### What this task involves
When you spot the word "icon" in a line of the data below, copy that line.

┌─ Dataset excerpts

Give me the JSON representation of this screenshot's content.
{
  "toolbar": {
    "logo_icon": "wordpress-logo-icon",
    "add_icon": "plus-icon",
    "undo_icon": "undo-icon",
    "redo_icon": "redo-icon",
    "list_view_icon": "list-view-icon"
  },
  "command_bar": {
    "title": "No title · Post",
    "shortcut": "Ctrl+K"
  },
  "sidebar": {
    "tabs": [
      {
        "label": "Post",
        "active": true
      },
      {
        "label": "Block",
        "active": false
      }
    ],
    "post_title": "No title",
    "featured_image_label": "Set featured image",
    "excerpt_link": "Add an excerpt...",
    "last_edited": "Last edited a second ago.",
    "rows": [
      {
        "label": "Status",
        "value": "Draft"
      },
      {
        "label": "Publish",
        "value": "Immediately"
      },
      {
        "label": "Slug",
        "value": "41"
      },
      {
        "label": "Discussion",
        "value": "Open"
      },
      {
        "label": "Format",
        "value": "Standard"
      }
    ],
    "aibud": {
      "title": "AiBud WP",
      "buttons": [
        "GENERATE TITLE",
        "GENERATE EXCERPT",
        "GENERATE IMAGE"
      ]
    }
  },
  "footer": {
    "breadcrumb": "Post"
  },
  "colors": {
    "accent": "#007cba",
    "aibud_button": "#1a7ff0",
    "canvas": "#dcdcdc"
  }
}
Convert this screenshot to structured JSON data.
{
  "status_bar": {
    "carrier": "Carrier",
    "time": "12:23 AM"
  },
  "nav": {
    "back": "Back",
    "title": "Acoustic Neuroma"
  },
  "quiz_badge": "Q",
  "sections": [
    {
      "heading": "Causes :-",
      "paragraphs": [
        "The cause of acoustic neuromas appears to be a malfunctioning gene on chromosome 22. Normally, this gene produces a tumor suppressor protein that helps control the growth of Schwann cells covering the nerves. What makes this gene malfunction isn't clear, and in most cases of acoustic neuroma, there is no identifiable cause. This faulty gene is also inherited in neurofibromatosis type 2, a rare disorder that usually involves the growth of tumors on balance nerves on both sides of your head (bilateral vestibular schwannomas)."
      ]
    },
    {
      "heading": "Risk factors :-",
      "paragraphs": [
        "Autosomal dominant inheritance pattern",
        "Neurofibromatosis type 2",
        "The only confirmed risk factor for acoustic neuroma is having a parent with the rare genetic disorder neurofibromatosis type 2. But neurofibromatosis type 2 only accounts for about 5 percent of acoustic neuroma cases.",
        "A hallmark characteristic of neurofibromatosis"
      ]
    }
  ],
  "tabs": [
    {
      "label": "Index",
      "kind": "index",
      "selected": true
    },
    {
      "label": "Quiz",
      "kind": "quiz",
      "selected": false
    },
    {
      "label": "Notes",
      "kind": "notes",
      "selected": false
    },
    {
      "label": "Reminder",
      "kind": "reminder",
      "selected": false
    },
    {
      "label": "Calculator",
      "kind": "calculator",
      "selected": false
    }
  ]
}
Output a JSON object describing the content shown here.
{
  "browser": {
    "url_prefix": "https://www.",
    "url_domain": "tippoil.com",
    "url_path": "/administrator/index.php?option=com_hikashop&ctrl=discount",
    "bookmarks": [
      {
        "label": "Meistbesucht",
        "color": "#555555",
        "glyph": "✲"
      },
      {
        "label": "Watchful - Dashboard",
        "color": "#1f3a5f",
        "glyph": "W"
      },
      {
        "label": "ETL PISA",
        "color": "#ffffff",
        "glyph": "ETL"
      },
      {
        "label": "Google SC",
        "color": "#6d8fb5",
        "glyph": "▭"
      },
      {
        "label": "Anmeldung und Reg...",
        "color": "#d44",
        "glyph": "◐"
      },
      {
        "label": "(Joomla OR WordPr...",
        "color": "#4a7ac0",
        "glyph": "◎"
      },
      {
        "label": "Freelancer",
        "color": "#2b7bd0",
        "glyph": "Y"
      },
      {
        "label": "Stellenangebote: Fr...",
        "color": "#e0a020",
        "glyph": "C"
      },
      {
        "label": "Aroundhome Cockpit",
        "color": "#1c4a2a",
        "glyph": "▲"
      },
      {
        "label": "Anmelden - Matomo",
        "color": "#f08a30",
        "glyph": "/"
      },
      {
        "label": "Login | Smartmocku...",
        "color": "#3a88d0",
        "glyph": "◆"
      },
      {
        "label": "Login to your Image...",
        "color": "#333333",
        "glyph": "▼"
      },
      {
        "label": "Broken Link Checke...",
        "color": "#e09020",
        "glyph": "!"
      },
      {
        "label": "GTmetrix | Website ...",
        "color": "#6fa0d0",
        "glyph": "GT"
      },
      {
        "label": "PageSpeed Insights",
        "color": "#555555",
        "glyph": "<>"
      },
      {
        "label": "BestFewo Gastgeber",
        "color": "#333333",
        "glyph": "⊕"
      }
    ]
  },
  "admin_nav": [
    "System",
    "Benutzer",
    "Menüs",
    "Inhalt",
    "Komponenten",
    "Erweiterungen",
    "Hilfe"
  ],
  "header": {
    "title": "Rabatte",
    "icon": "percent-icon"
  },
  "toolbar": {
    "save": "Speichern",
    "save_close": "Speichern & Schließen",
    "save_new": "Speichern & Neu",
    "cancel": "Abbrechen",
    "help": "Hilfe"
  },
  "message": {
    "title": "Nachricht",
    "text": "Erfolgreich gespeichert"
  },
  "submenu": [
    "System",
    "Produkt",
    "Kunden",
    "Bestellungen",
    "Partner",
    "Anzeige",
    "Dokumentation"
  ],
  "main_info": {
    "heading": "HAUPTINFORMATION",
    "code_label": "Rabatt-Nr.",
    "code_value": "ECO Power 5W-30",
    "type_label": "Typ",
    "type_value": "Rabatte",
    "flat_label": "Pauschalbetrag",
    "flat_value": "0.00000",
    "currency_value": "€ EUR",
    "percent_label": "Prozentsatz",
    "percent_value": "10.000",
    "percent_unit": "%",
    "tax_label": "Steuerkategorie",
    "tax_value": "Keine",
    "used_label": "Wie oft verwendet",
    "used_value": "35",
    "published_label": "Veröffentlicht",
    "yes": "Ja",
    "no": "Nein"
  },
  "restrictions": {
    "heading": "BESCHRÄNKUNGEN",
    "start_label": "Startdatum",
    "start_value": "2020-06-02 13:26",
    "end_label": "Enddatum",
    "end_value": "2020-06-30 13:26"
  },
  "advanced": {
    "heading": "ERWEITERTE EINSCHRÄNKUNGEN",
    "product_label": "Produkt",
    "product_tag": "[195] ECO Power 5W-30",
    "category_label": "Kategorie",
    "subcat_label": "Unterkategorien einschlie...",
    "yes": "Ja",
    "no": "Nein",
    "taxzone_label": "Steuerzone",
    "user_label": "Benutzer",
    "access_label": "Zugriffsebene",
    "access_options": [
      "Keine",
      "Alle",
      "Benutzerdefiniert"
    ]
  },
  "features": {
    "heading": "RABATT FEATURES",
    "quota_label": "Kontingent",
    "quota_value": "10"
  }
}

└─

### Answer to this task
    "logo_icon": "wordpress-logo-icon",
    "add_icon": "plus-icon",
    "undo_icon": "undo-icon",
    "redo_icon": "redo-icon",
    "list_view_icon": "list-view-icon"
    "icon": "percent-icon"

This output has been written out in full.